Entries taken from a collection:
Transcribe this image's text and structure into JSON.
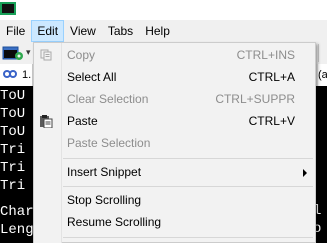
{
  "menubar": {
    "items": [
      {
        "label": "File"
      },
      {
        "label": "Edit"
      },
      {
        "label": "View"
      },
      {
        "label": "Tabs"
      },
      {
        "label": "Help"
      }
    ]
  },
  "tab": {
    "label": "1."
  },
  "right_partial": {
    "tab_text": "(a",
    "lines": [
      "l",
      "o"
    ]
  },
  "terminal": {
    "lines": [
      "ToU",
      "ToU",
      "ToU",
      "Tri",
      "Tri",
      "Tri",
      "Char",
      "Leng"
    ]
  },
  "edit_menu": {
    "items": [
      {
        "label": "Copy",
        "shortcut": "CTRL+INS",
        "enabled": false,
        "icon": "copy-icon"
      },
      {
        "label": "Select All",
        "shortcut": "CTRL+A",
        "enabled": true
      },
      {
        "label": "Clear Selection",
        "shortcut": "CTRL+SUPPR",
        "enabled": false
      },
      {
        "label": "Paste",
        "shortcut": "CTRL+V",
        "enabled": true,
        "icon": "paste-icon"
      },
      {
        "label": "Paste Selection",
        "shortcut": "",
        "enabled": false
      },
      {
        "label": "Insert Snippet",
        "shortcut": "",
        "enabled": true,
        "submenu": true
      },
      {
        "label": "Stop Scrolling",
        "shortcut": "",
        "enabled": true
      },
      {
        "label": "Resume Scrolling",
        "shortcut": "",
        "enabled": true
      }
    ]
  },
  "colors": {
    "menu_active_bg": "#cce8ff",
    "menu_bg": "#f2f2f2",
    "disabled_text": "#8d8d8d",
    "terminal_bg": "#000000",
    "terminal_fg": "#ffffff"
  }
}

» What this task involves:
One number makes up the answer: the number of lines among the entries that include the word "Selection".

» Response to the task:
2